§ **THE PROBLEM**
Please filter the entries and return only the lines that include "heart".

§ **INPUT FOR THIS TASK**
____________________

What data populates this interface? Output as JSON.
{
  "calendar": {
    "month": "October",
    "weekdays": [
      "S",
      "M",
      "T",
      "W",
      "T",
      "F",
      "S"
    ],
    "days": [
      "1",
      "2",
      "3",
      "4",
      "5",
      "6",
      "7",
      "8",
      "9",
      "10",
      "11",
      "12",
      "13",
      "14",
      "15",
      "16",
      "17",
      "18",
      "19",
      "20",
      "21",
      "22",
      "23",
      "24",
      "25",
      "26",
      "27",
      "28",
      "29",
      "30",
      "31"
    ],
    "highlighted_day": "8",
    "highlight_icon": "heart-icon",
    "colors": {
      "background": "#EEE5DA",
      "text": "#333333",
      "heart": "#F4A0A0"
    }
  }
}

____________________

§ **WRITTEN SOLUTION**
    "highlight_icon": "heart-icon",
      "heart": "#F4A0A0"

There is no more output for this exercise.